Until next time – stay green party people, it’s easier than you think!

Tiny Things

August 31, 2009

IMG_1237A zinnia no bigger than my thumb nail.

IMG_1238Baby sunflower.

IMG_1239Itsy bitsy green tomato. (a casualty of watering.)

Vampire Bill Bouquet

August 30, 2009

dual-gender-bouqetGRAND ST, Brooklyn: My good friend and talented floral designer, Lea Wells, was just featured on Black Book for her design approach to masculine or duel gendered “flower” arrangements. Check it out here:

I happened to drop by Sprout Home just before the bouquet went out and I must say this image hardly does it justice. We dubbed it Vampire Bill because I pictured it’s sophistication and texture on the mantel of a gentleman with fine, seasoned and timeless tastes. Inspired by Lea’s talents I set out on my own and experimented with what I had growing in my garden to create a manly statement that could be displayed with pride on the dinning room table I share with my ever so masculine boyfriend, Bradley. The result is the Lettuce Bouquet:

IMG_0790Radish blooms gone to seed, romaine, a french heirloom lettuce and a spotted leaf from a houseplant. More of a still life really, and much more delicate and temporary than Lea’s. Certainly not as majestic, maybe I should call it the Huck Finn Bouquet as it screams of summer naivety and young things. It was quickly turned into salad.

Very Interesting.

August 28, 2009

can’t help but agree on a couple of these points…

Very Cute.

August 28, 2009

We can make sandwiches…

August 27, 2009

HUMBOLDT ST, Brooklyn: The first few of many ripe tomatoes. What more can I say, we made tomato sandwiches. Maybe one of the best things in the world, white bread and mayo as mentioned in Tom robbins book, Villa Incognito – where an American MIA who has chosen to be “lost” in Laos, long after U.S. involvement in the Vietnam War ended has just one thing he misses from his past life. white bread. mayonaise. maybe there was other stuff he pined for, i can’t remember. i read it a while ago…

ADD fresher than thou tomatoes, salt and pepper. oh. my. goodness.

IMG_1169Ok, ok, we totally cheated. due to the vegan tendancies that sometimes dominate our eating habits, veganaise. same difference!


The amazing things you can do with a little more space…

August 25, 2009

FALLS VILLAGE, Connecticut: Stepping away from city life for a moment, visiting my folks in the rural northwest corner of CT. Here is the man who “planted the seed” so to speak, my dear old dad and his vegetable heaven:


Michael Pollan in Cornwall, CT

August 23, 2009

CORNWALL, Connecticut: Last weekend Michael Pollan generously spoke at a lecture to benefit the Cornwall Public Library. Not really an urban neighborhood, I know, but I couldn’t pass it up being so close to where I grew up and the date happened to correspond with some family stuff that was going on a few towns over. We took the metro north to Wassiac, New York and then biked 20 miles east to the lecture. It was a great day, and made me ponder an alternative universe where I lived the country life.

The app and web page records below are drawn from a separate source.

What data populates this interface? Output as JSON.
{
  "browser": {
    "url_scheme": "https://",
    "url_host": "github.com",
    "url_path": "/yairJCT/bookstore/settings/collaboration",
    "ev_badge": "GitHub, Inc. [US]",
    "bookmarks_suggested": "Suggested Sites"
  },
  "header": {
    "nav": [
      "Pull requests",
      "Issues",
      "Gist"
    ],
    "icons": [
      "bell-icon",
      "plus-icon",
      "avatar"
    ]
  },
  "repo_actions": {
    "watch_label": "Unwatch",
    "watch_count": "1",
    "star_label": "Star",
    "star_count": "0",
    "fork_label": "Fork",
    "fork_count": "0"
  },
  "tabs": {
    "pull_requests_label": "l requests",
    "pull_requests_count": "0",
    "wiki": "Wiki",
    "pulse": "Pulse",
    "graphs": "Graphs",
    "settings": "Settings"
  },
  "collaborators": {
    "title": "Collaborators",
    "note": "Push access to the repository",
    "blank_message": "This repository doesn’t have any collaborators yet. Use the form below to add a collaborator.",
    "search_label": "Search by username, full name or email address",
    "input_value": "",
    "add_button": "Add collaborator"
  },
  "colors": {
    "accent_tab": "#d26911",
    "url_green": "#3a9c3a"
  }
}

IMG_1040Downtown Cornwall, as seen from the patio of The Wandering Moose, where my mom met us for lunch.

IMG_1041This is New England!

IMG_1037Farmers Market and book signing before lecture.

IMG_1039Tomato envy. According to my pops, the tomatoes of the northeast have been hit hard this year by “black spot” and most everyone in the area has lost their entire crops to this unpreventable and incurable blight.

IMG_1049The sweltering elementary school gym set the stage. The turn out was great!

IMG_1042Close up on the man.

IMG_1053More New England. I want to live in this garage.


This is a really great part of the country and I am so glad to have ties here. Maybe someday I will return!

Must Find Truck Farm

August 20, 2009

SOMEWHERE, Brooklyn: This here Dodge has been getting some press lately for being parked somewhere in Brooklyn, maybe Crown Heights?? Here are some pics I’ve pulled from the interweb:

truck-200x300eb14_covertruck%20gardenTruck Farm, where are you?? Supposedly the truck runs and sometimes drives around the hood. Also rumored – “farm shares” are available for $20, but i cant imagine the crop would really fill too many bellys. I might be wrong.